The civil suit claims misconduct by Bear Stearns & Co. in 2006-2007 cost investors $22.5 billion in losses and left them holding $30 billion in bad loans. The suit filed Monday names Bear Stearns successor JPMorgan Chase, which says it will contest the allegations.
"The statute of limitations is an issue we expect to be in dispute in the litigation," Schneiderman said in describing the civil suit, noting that even then, it's six years under the Martin Act. That also puts pressure on his office to bring cases soon against other investment banks for actions that led to the 2008 market crash.
His office has a so-called "tolling agreement" with the defendants in this case, waiving their right to dismiss otherwise time-barred matters, Schneiderman said. At issue is conduct back to 2005, he said.
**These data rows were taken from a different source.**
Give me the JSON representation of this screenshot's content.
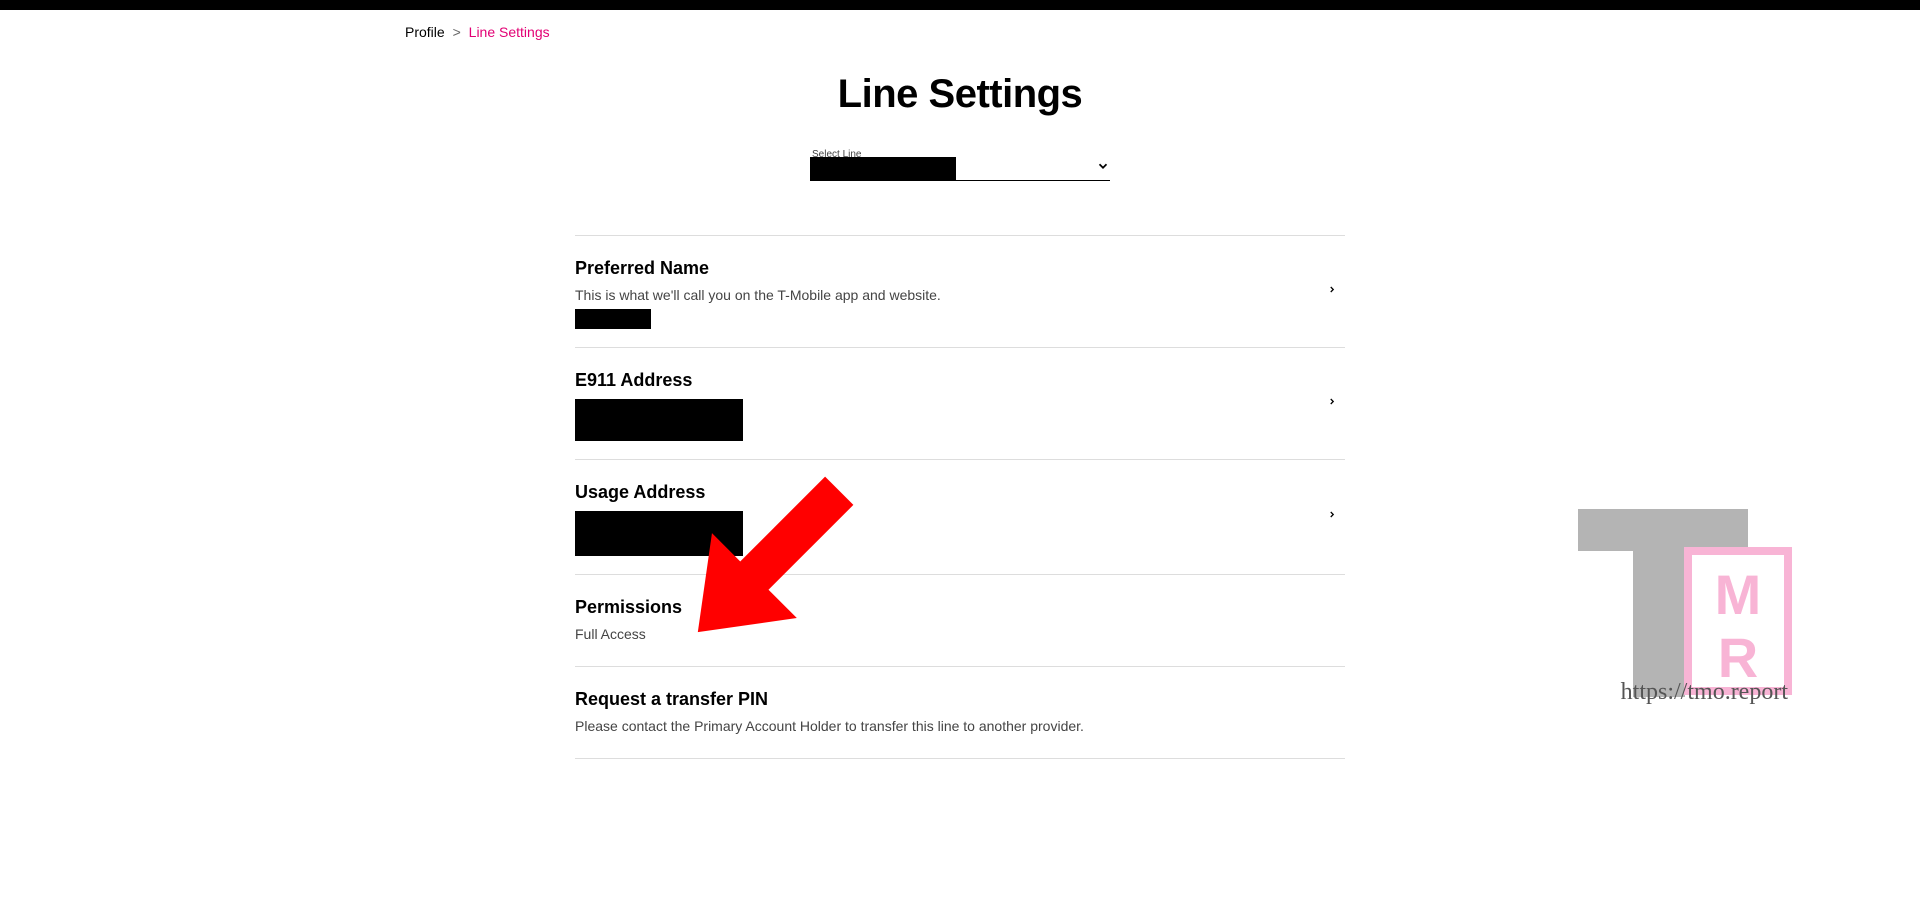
{
  "breadcrumb": {
    "root": "Profile",
    "current": "Line Settings"
  },
  "page_title": "Line Settings",
  "line_selector": {
    "label": "Select Line"
  },
  "rows": {
    "preferred_name": {
      "title": "Preferred Name",
      "desc": "This is what we'll call you on the T-Mobile app and website."
    },
    "e911": {
      "title": "E911 Address"
    },
    "usage": {
      "title": "Usage Address"
    },
    "permissions": {
      "title": "Permissions",
      "value": "Full Access"
    },
    "transfer_pin": {
      "title": "Request a transfer PIN",
      "desc": "Please contact the Primary Account Holder to transfer this line to another provider."
    }
  },
  "watermark_url": "https://tmo.report"
}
The complaint alleges Bear Stearns failed to properly evaluate pools of mortgages, ignoring their defects and misleading investors by claiming they maintained due diligence and quality controls -- to satisfy big mortgage lenders and meet demand in overheated financial markets that eventually imploded. The suit seeks to recoup the losses.